It's half term and our friends and their son are staying no more than fifteen miles away from us. Yesterday we arranged to spend the day together and because it was cold and wet we suggested the Lakeland Motor Museum which is under cover, dry, warm, and fascinating to boot.
The five of us spent a good couple of hours crawling all over the cars, fire engines, motorbikes, pedal cars etc and had a whale of a time. Unlike many museums this one constantly updates its exhibits and this time there were new features on the Womens' Land Army, and on a 1930s car showroom complete with 'contemporary' write-ups on the 'brand new' cars and a on-the-road price - of about £200!
As well as all the vehicles and associated stuff (driving fashions through the ages; car themed crockery; motoring posters etc), the museum houses a small but separate section on the making of ultramarine 'blue' for the laundry industry. My Mum still had a little 'bag blue' hidden away under the sink and I suspect many people remember their parents or grandparents using them in the wash. The museum is housed in an old building that used to be a 'blue' factory - in both senses of the phrase since the powder got everywhere, inside and out, and dyed the walls bright blue. You can still see this in places inside as they've left one or two walls untouched to show how it would have looked.

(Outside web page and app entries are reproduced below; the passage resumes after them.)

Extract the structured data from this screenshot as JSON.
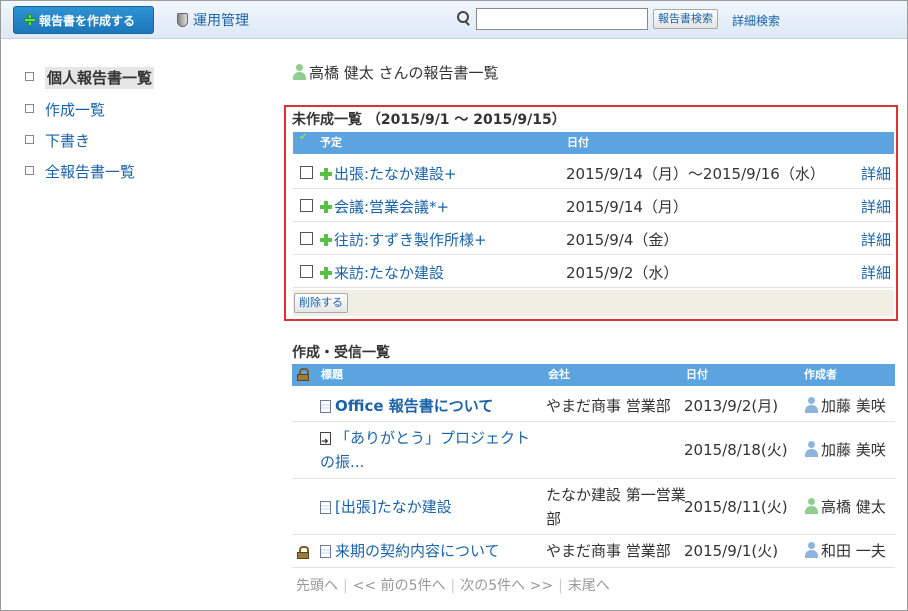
{
  "topbar": {
    "create_button": "報告書を作成する",
    "admin_link": "運用管理",
    "search_value": "",
    "search_button": "報告書検索",
    "advanced_search": "詳細検索"
  },
  "sidebar": {
    "items": [
      {
        "label": "個人報告書一覧",
        "active": true
      },
      {
        "label": "作成一覧",
        "active": false
      },
      {
        "label": "下書き",
        "active": false
      },
      {
        "label": "全報告書一覧",
        "active": false
      }
    ]
  },
  "main": {
    "title": "高橋 健太 さんの報告書一覧",
    "uncreated": {
      "heading": "未作成一覧 （2015/9/1 ～ 2015/9/15）",
      "col_plan": "予定",
      "col_date": "日付",
      "rows": [
        {
          "title": "出張:たなか建設+",
          "date": "2015/9/14（月）～2015/9/16（水）",
          "detail": "詳細"
        },
        {
          "title": "会議:営業会議*+",
          "date": "2015/9/14（月）",
          "detail": "詳細"
        },
        {
          "title": "往訪:すずき製作所様+",
          "date": "2015/9/4（金）",
          "detail": "詳細"
        },
        {
          "title": "来訪:たなか建設",
          "date": "2015/9/2（水）",
          "detail": "詳細"
        }
      ],
      "delete_button": "削除する"
    },
    "created": {
      "heading": "作成・受信一覧",
      "col_title": "標題",
      "col_company": "会社",
      "col_date": "日付",
      "col_author": "作成者",
      "rows": [
        {
          "title": "Office 報告書について",
          "company": "やまだ商事 営業部",
          "date": "2013/9/2(月)",
          "author": "加藤 美咲",
          "icon": "document-icon",
          "locked": false
        },
        {
          "title": "「ありがとう」プロジェクトの振...",
          "company": "",
          "date": "2015/8/18(火)",
          "author": "加藤 美咲",
          "icon": "received-document-icon",
          "locked": false
        },
        {
          "title": "[出張]たなか建設",
          "company": "たなか建設 第一営業部",
          "date": "2015/8/11(火)",
          "author": "高橋 健太",
          "icon": "document-icon",
          "locked": false
        },
        {
          "title": "来期の契約内容について",
          "company": "やまだ商事 営業部",
          "date": "2015/9/1(火)",
          "author": "和田 一夫",
          "icon": "document-icon",
          "locked": true
        }
      ]
    },
    "pager": {
      "first": "先頭へ",
      "prev": "<< 前の5件へ",
      "next": "次の5件へ >>",
      "last": "末尾へ"
    }
  },
  "colors": {
    "header_blue": "#5ba4df",
    "link_blue": "#1a63a8",
    "highlight_red": "#e03131",
    "create_button": "#1b76b8"
  }
}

All in all it's a fascinating place to poke round and our friends thoroughly enjoyed the experience. Just as well since the previous day they'd done the Bond Car museum at Keswick which they said was utterly disappointing.